Story Behind Burdr’s Twitter Picture
Many of you have asked about the Burdr Twitter icon photo. Who’s in it? What kind of duck? When was it taken? Well, here’s the story!
A few years ago, my mother and stepfather saw a fisher sneaking into one of their wood duck houses. They witnessed it making off with some eggs. Robert, my stepfather, scared the fisher off. He discovered that the fisher had killed the mother and started taking eggs. Without their mother, the babies would never survive. With this in mind, Robert took the rest of the eggs to the house. He had to act quickly because the incubation process is very sensitive. He went to the local store, bought an incubator, and placed the remaining eggs in it.
Over the next couple weeks, they kept a very close eye on the eggs. They turned the eggs twice a day in the incubator. By the end of the third week, they saw some movement. This meant they had to stop turning the eggs. The little babies inside were positioning themselves to break free. Soon the baby ducks started to crack their way through the shells. They have a special tip on their beak that they use to break the shell. It takes each duck a couple hours to hatch. It took just about 2 days for all the little ducks to emerge. The babies were moved to a small container under a heat lamp until they were completely dry.
Then my mother moved the baby wood ducks into a container that Robert built. They were fed fresh pond water and a starter meal. By week two, the ducks graduated to meal worms and mashed up hard boiled eggs including the shells. This provided valuable protein and calcium. They were also big enough to be moved outside during the day and back in at dusk.
By week three, my mother started to get them acquainted to their future home by feeding them pond weed and crab grass. She also made sure the pond water she kept in a dish for them included some water bugs. The ducks loved it.
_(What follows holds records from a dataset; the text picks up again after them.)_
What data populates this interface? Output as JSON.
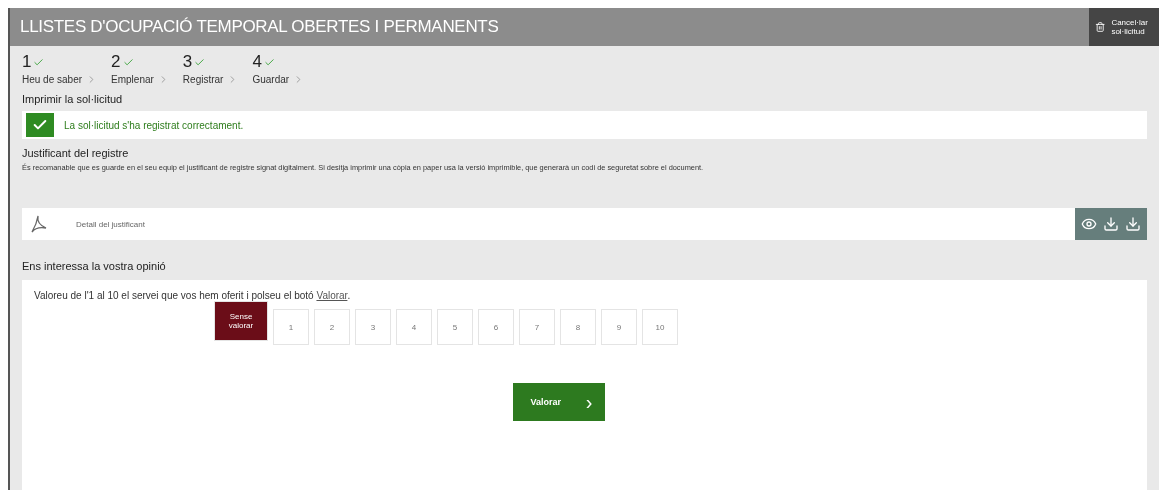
{
  "header": {
    "title": "LLISTES D'OCUPACIÓ TEMPORAL OBERTES I PERMANENTS",
    "cancel_button": "Cancel·lar sol·licitud"
  },
  "steps": [
    {
      "number": "1",
      "label": "Heu de saber",
      "done": true
    },
    {
      "number": "2",
      "label": "Emplenar",
      "done": true
    },
    {
      "number": "3",
      "label": "Registrar",
      "done": true
    },
    {
      "number": "4",
      "label": "Guardar",
      "done": true
    }
  ],
  "print_section": {
    "title": "Imprimir la sol·licitud",
    "success_message": "La sol·licitud s'ha registrat correctament."
  },
  "receipt": {
    "title": "Justificant del registre",
    "description": "És recomanable que es guarde en el seu equip el justificant de registre signat digitalment. Si desitja imprimir una còpia en paper usa la versió imprimible, que generarà un codi de seguretat sobre el document.",
    "document": "Detall del justificant"
  },
  "feedback": {
    "title": "Ens interessa la vostra opinió",
    "prompt": "Valoreu de l'1 al 10 el servei que vos hem oferit i polseu el botó ",
    "link": "Valorar",
    "prompt_end": ".",
    "options": [
      {
        "label": "Sense valorar",
        "kind": "none",
        "selected": true
      },
      {
        "label": "1",
        "kind": "score",
        "selected": false
      },
      {
        "label": "2",
        "kind": "score",
        "selected": false
      },
      {
        "label": "3",
        "kind": "score",
        "selected": false
      },
      {
        "label": "4",
        "kind": "score",
        "selected": false
      },
      {
        "label": "5",
        "kind": "score",
        "selected": false
      },
      {
        "label": "6",
        "kind": "score",
        "selected": false
      },
      {
        "label": "7",
        "kind": "score",
        "selected": false
      },
      {
        "label": "8",
        "kind": "score",
        "selected": false
      },
      {
        "label": "9",
        "kind": "score",
        "selected": false
      },
      {
        "label": "10",
        "kind": "score",
        "selected": false
      }
    ],
    "submit": "Valorar",
    "submit_arrow": "›"
  }
}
By week five, the ducks were ready for their new home. My mother and Robert took them down to a large pond behind their house. After saying goodbye, they opened the container and watched the wood ducks swim away.
I think the little wood ducks will be forever thankful for all the hard work, time and effort that went into making sure they returned to the wild!